== EXERCISE INSTRUCTIONS ==
Show only those lines of the entries where the string "days" is found.

== DATASET ==
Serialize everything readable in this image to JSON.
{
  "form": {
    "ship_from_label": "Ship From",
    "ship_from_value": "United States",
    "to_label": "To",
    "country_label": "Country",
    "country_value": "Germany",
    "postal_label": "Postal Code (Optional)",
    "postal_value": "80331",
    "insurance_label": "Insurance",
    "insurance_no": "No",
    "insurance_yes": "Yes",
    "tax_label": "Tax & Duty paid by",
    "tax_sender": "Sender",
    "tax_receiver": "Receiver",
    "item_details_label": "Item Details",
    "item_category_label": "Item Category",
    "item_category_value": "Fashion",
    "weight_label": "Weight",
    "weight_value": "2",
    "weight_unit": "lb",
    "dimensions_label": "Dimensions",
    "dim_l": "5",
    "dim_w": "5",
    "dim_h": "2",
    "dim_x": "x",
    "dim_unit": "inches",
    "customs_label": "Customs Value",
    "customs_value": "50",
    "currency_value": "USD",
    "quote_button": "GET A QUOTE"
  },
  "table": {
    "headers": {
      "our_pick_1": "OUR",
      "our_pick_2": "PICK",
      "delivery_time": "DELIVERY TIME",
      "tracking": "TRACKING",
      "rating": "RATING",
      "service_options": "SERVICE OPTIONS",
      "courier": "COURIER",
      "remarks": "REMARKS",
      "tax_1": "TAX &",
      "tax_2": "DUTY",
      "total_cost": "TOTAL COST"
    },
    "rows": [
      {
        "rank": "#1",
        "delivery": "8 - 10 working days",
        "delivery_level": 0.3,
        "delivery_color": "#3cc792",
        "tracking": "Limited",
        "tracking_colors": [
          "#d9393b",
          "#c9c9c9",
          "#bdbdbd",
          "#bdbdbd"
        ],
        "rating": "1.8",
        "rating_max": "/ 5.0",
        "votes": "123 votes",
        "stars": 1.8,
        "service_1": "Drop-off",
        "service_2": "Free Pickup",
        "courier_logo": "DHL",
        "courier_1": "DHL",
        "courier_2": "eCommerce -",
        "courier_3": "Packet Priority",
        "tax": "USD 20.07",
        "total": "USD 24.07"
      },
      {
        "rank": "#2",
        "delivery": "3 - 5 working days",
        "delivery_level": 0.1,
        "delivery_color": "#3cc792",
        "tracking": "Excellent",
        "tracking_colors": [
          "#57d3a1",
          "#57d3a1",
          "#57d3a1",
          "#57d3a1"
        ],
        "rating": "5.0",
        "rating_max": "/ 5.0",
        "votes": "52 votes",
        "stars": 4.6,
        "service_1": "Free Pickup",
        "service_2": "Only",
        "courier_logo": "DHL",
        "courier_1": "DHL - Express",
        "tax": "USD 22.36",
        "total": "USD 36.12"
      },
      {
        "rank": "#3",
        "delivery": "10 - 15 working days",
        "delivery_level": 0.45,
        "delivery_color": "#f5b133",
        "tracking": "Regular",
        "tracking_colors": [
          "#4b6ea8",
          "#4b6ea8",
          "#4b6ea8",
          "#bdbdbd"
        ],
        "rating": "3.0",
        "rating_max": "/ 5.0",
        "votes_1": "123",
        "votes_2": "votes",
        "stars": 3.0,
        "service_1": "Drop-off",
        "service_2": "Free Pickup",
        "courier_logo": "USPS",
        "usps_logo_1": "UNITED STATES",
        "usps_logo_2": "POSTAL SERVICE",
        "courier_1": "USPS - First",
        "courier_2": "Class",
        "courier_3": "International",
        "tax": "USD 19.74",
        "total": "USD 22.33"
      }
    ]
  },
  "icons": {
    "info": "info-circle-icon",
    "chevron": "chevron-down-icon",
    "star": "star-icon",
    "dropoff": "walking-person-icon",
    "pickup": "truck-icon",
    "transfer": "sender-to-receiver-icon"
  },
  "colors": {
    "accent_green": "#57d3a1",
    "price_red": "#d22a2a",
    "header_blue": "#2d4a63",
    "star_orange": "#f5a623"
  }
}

== RESULT BELOW ==
        "delivery": "8 - 10 working days",
        "delivery": "3 - 5 working days",
        "delivery": "10 - 15 working days",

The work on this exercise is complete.